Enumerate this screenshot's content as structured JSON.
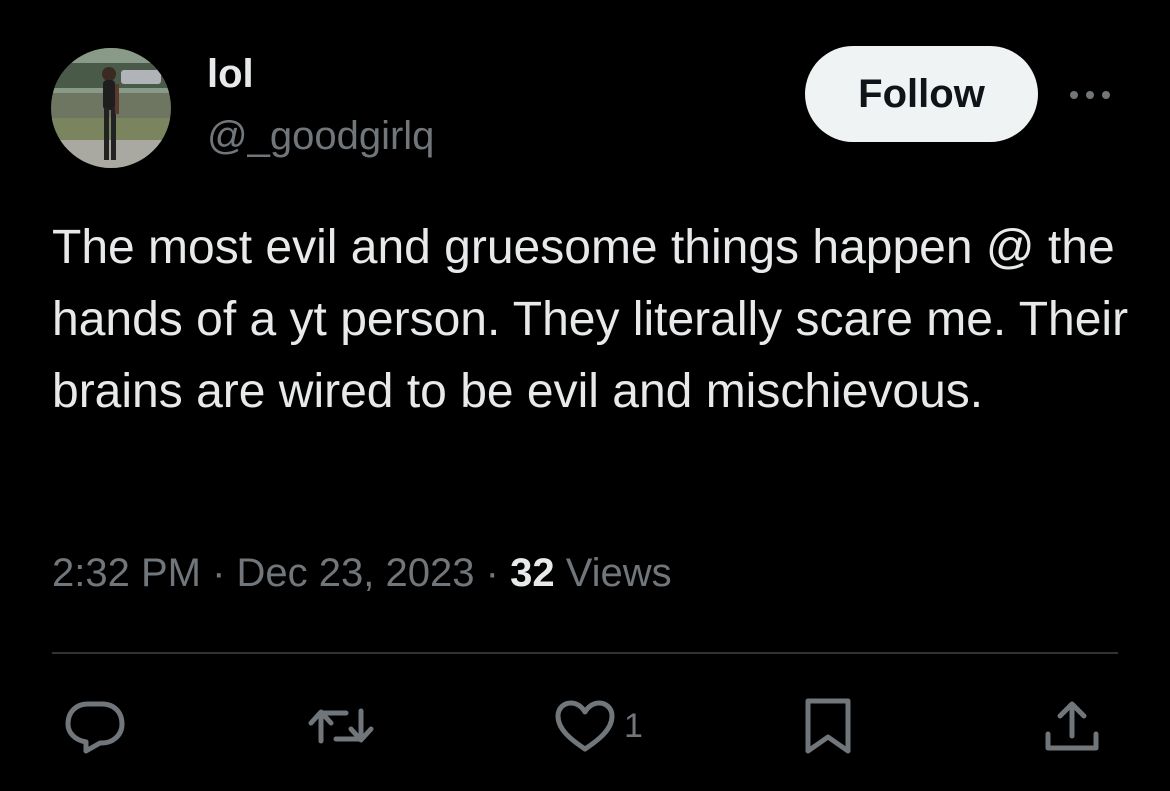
{
  "user": {
    "display_name": "lol",
    "handle": "@_goodgirlq",
    "avatar_icon": "profile-photo"
  },
  "follow_label": "Follow",
  "more_icon": "ellipsis-icon",
  "tweet": {
    "text": "The most evil and gruesome things happen @ the hands of a yt person. They literally scare me. Their brains are wired to be evil and mischievous."
  },
  "meta": {
    "time": "2:32 PM",
    "separator": "·",
    "date": "Dec 23, 2023",
    "views_count": "32",
    "views_label": "Views"
  },
  "actions": {
    "reply_icon": "reply-icon",
    "retweet_icon": "retweet-icon",
    "like_icon": "heart-icon",
    "like_count": "1",
    "bookmark_icon": "bookmark-icon",
    "share_icon": "share-icon"
  },
  "colors": {
    "background": "#000000",
    "primary_text": "#e7e9ea",
    "secondary_text": "#71767b",
    "follow_bg": "#eff3f4",
    "divider": "#2f3336"
  }
}
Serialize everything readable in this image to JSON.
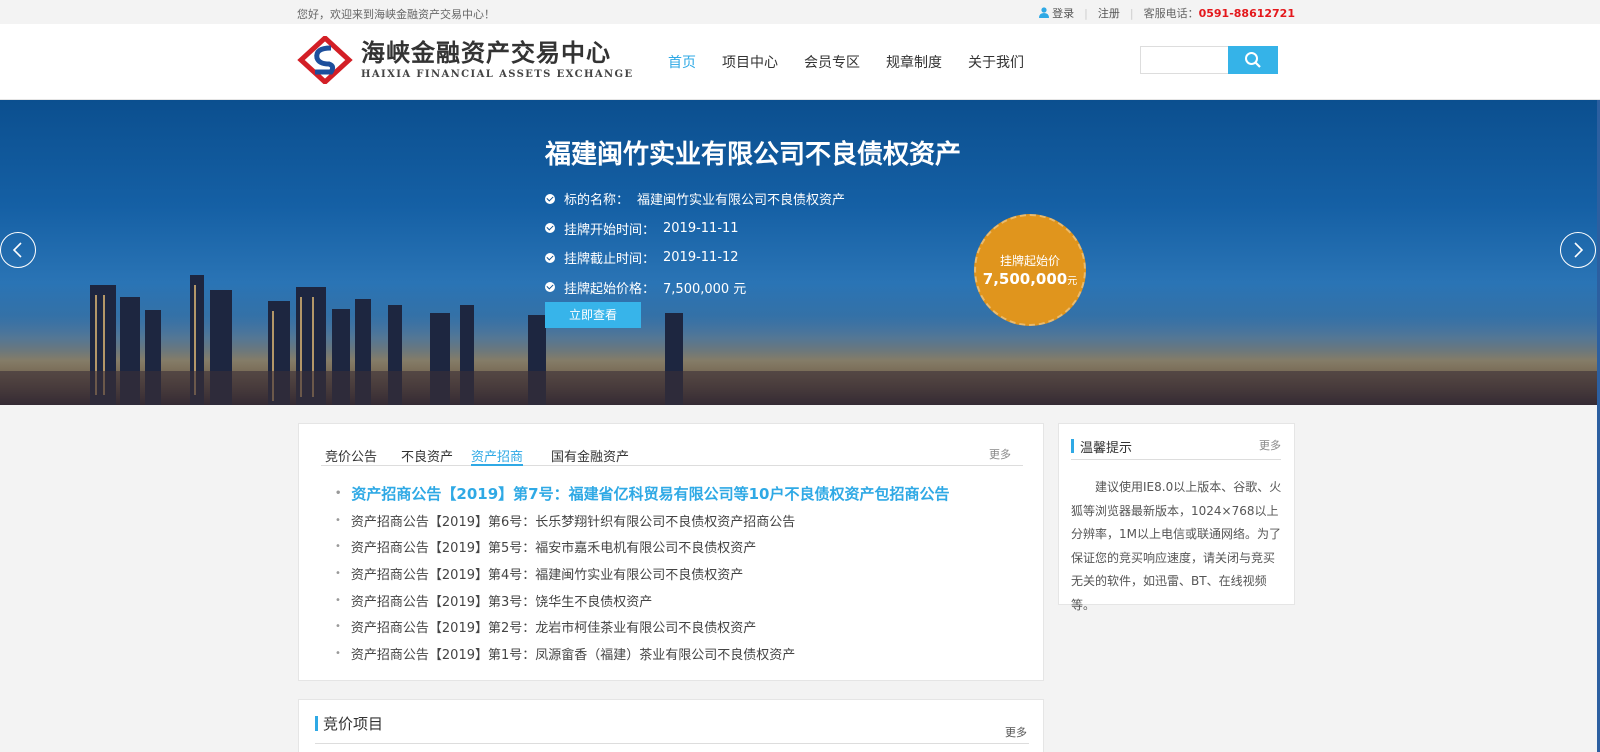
{
  "topbar": {
    "welcome": "您好，欢迎来到海峡金融资产交易中心！",
    "login": "登录",
    "register": "注册",
    "phone_label": "客服电话：",
    "phone": "0591-88612721"
  },
  "logo": {
    "cn": "海峡金融资产交易中心",
    "en": "HAIXIA FINANCIAL ASSETS EXCHANGE"
  },
  "nav": {
    "items": [
      {
        "label": "首页",
        "active": true
      },
      {
        "label": "项目中心"
      },
      {
        "label": "会员专区"
      },
      {
        "label": "规章制度"
      },
      {
        "label": "关于我们"
      }
    ]
  },
  "search": {
    "placeholder": ""
  },
  "banner": {
    "title": "福建闽竹实业有限公司不良债权资产",
    "details": [
      {
        "key": "标的名称：",
        "value": "福建闽竹实业有限公司不良债权资产"
      },
      {
        "key": "挂牌开始时间：",
        "value": "2019-11-11"
      },
      {
        "key": "挂牌截止时间：",
        "value": "2019-11-12"
      },
      {
        "key": "挂牌起始价格：",
        "value": "7,500,000 元"
      }
    ],
    "view_button": "立即查看",
    "price_label": "挂牌起始价",
    "price_value": "7,500,000",
    "price_unit": "元"
  },
  "main_panel": {
    "tabs": [
      {
        "label": "竞价公告"
      },
      {
        "label": "不良资产"
      },
      {
        "label": "资产招商",
        "active": true
      },
      {
        "label": "国有金融资产"
      }
    ],
    "more": "更多",
    "items": [
      "资产招商公告【2019】第7号：福建省亿科贸易有限公司等10户不良债权资产包招商公告",
      "资产招商公告【2019】第6号：长乐梦翔针织有限公司不良债权资产招商公告",
      "资产招商公告【2019】第5号：福安市嘉禾电机有限公司不良债权资产",
      "资产招商公告【2019】第4号：福建闽竹实业有限公司不良债权资产",
      "资产招商公告【2019】第3号：饶华生不良债权资产",
      "资产招商公告【2019】第2号：龙岩市柯佳茶业有限公司不良债权资产",
      "资产招商公告【2019】第1号：凤源畲香（福建）茶业有限公司不良债权资产"
    ]
  },
  "tips": {
    "title": "温馨提示",
    "more": "更多",
    "body": "建议使用IE8.0以上版本、谷歌、火狐等浏览器最新版本，1024×768以上分辨率，1M以上电信或联通网络。为了保证您的竞买响应速度，请关闭与竞买无关的软件，如迅雷、BT、在线视频等。"
  },
  "bid_section": {
    "title": "竞价项目",
    "more": "更多"
  },
  "colors": {
    "accent": "#2fa9e5",
    "phone": "#e4181c",
    "price_badge": "#e0951d",
    "banner_top": "#0b4f8f"
  },
  "icons": [
    "user-icon",
    "search-icon",
    "check-icon",
    "arrow-left-icon",
    "arrow-right-icon"
  ]
}
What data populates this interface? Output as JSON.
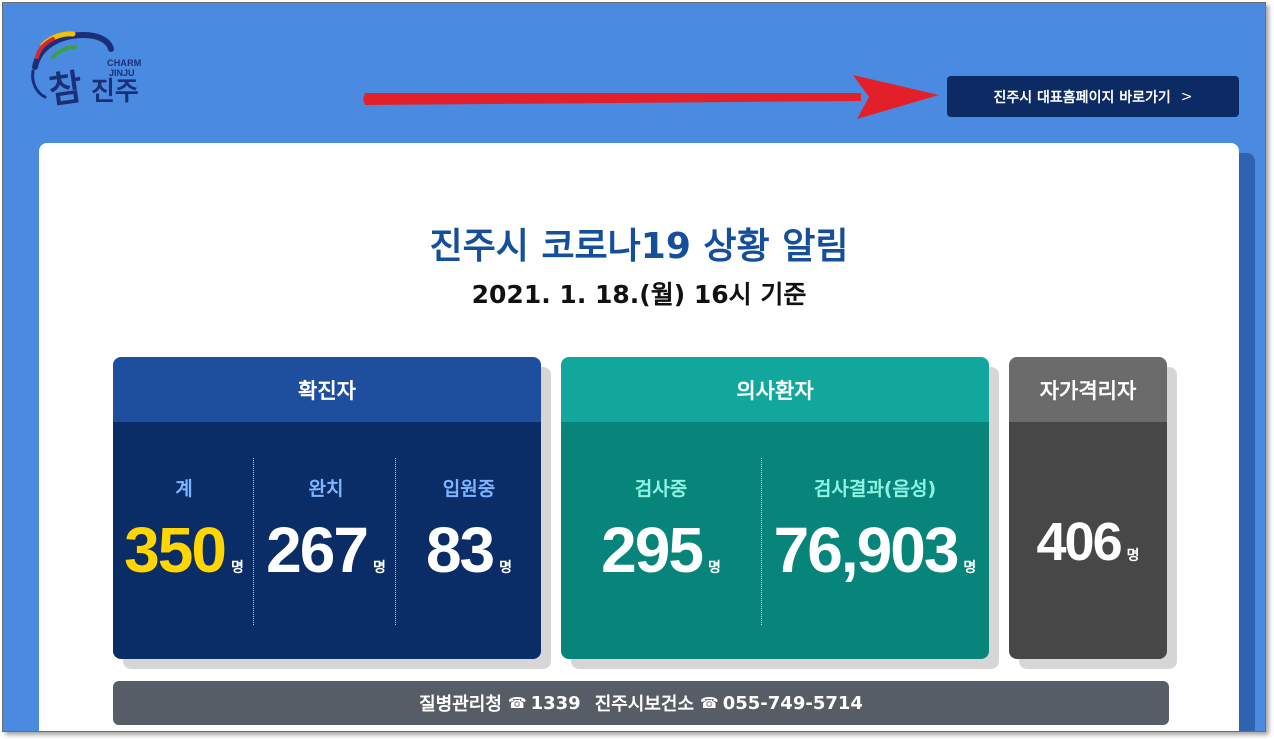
{
  "logo": {
    "charm": "CHARM",
    "jinju_en": "JINJU",
    "han": "참",
    "jinju_ko": "진주",
    "colors": {
      "navy": "#1a2f78",
      "yellow": "#f2c200",
      "red": "#d8262c",
      "green": "#3aa141"
    }
  },
  "header": {
    "home_button_label": "진주시 대표홈페이지 바로가기",
    "home_button_icon": "chevron-right-icon",
    "annotation_arrow_color": "#e3202a"
  },
  "main": {
    "title": "진주시 코로나19 상황 알림",
    "subtitle": "2021. 1. 18.(월) 16시 기준"
  },
  "cards": {
    "confirmed": {
      "header": "확진자",
      "header_color": "#1e4e9e",
      "body_color": "#0a2c67",
      "items": [
        {
          "label": "계",
          "value": "350",
          "unit": "명",
          "label_color": "#7fb4ff",
          "value_color": "#ffd600"
        },
        {
          "label": "완치",
          "value": "267",
          "unit": "명",
          "label_color": "#7fb4ff",
          "value_color": "#ffffff"
        },
        {
          "label": "입원중",
          "value": "83",
          "unit": "명",
          "label_color": "#7fb4ff",
          "value_color": "#ffffff"
        }
      ]
    },
    "suspected": {
      "header": "의사환자",
      "header_color": "#12a79c",
      "body_color": "#07857b",
      "items": [
        {
          "label": "검사중",
          "value": "295",
          "unit": "명",
          "label_color": "#8ff3e4",
          "value_color": "#ffffff"
        },
        {
          "label": "검사결과(음성)",
          "value": "76,903",
          "unit": "명",
          "label_color": "#8ff3e4",
          "value_color": "#ffffff"
        }
      ]
    },
    "self_quarantine": {
      "header": "자가격리자",
      "header_color": "#6b6b6b",
      "body_color": "#474747",
      "items": [
        {
          "label": "",
          "value": "406",
          "unit": "명",
          "value_color": "#ffffff"
        }
      ]
    }
  },
  "info_bar": {
    "org1": "질병관리청",
    "phone_icon": "phone-icon",
    "phone_glyph": "☎",
    "tel1": "1339",
    "org2": "진주시보건소",
    "tel2": "055-749-5714"
  }
}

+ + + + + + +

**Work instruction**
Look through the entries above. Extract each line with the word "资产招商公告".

**Finished exercise**
      "资产招商公告【2019】第7号：福建省亿科贸易有限公司等10户不良债权资产包招商公告",
      "资产招商公告【2019】第6号：长乐梦翔针织有限公司不良债权资产招商公告",
      "资产招商公告【2019】第5号：福安市嘉禾电机有限公司不良债权资产",
      "资产招商公告【2019】第4号：福建闽竹实业有限公司不良债权资产",
      "资产招商公告【2019】第3号：饶华生不良债权资产",
      "资产招商公告【2019】第2号：龙岩市柯佳茶业有限公司不良债权资产",
      "资产招商公告【2019】第1号：凤源畲香（福建）茶业有限公司不良债权资产"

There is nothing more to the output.